→ **Task**:
For every entry that follows, return an identical copy.

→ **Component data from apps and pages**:
+ + + + +

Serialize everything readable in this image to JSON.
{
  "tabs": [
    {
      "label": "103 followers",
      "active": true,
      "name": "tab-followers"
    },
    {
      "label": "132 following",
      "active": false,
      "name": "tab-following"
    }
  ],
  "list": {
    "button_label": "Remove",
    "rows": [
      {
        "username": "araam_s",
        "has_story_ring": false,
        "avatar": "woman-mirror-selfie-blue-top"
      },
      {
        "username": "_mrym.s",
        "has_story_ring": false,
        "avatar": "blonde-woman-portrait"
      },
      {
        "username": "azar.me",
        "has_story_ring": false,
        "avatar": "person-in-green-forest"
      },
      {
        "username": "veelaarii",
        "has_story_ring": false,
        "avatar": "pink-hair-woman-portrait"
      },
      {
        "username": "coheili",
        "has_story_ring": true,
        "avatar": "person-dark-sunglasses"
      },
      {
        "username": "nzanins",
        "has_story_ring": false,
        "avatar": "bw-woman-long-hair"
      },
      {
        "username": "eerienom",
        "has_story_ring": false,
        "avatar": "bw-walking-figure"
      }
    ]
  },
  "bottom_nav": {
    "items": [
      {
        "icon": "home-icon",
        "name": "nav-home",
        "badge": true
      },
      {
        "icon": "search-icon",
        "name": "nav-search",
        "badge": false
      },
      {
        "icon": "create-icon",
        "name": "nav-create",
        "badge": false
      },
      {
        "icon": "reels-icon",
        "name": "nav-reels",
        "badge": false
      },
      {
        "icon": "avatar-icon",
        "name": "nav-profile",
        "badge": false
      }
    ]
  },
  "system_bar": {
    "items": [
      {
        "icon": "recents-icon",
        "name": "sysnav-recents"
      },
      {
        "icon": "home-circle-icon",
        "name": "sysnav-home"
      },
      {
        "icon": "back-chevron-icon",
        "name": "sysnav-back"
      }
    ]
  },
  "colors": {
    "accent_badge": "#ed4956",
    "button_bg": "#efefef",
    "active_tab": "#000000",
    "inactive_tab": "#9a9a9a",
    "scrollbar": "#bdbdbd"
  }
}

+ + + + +

→ **Task result**:
Serialize everything readable in this image to JSON.
{
  "tabs": [
    {
      "label": "103 followers",
      "active": true,
      "name": "tab-followers"
    },
    {
      "label": "132 following",
      "active": false,
      "name": "tab-following"
    }
  ],
  "list": {
    "button_label": "Remove",
    "rows": [
      {
        "username": "araam_s",
        "has_story_ring": false,
        "avatar": "woman-mirror-selfie-blue-top"
      },
      {
        "username": "_mrym.s",
        "has_story_ring": false,
        "avatar": "blonde-woman-portrait"
      },
      {
        "username": "azar.me",
        "has_story_ring": false,
        "avatar": "person-in-green-forest"
      },
      {
        "username": "veelaarii",
        "has_story_ring": false,
        "avatar": "pink-hair-woman-portrait"
      },
      {
        "username": "coheili",
        "has_story_ring": true,
        "avatar": "person-dark-sunglasses"
      },
      {
        "username": "nzanins",
        "has_story_ring": false,
        "avatar": "bw-woman-long-hair"
      },
      {
        "username": "eerienom",
        "has_story_ring": false,
        "avatar": "bw-walking-figure"
      }
    ]
  },
  "bottom_nav": {
    "items": [
      {
        "icon": "home-icon",
        "name": "nav-home",
        "badge": true
      },
      {
        "icon": "search-icon",
        "name": "nav-search",
        "badge": false
      },
      {
        "icon": "create-icon",
        "name": "nav-create",
        "badge": false
      },
      {
        "icon": "reels-icon",
        "name": "nav-reels",
        "badge": false
      },
      {
        "icon": "avatar-icon",
        "name": "nav-profile",
        "badge": false
      }
    ]
  },
  "system_bar": {
    "items": [
      {
        "icon": "recents-icon",
        "name": "sysnav-recents"
      },
      {
        "icon": "home-circle-icon",
        "name": "sysnav-home"
      },
      {
        "icon": "back-chevron-icon",
        "name": "sysnav-back"
      }
    ]
  },
  "colors": {
    "accent_badge": "#ed4956",
    "button_bg": "#efefef",
    "active_tab": "#000000",
    "inactive_tab": "#9a9a9a",
    "scrollbar": "#bdbdbd"
  }
}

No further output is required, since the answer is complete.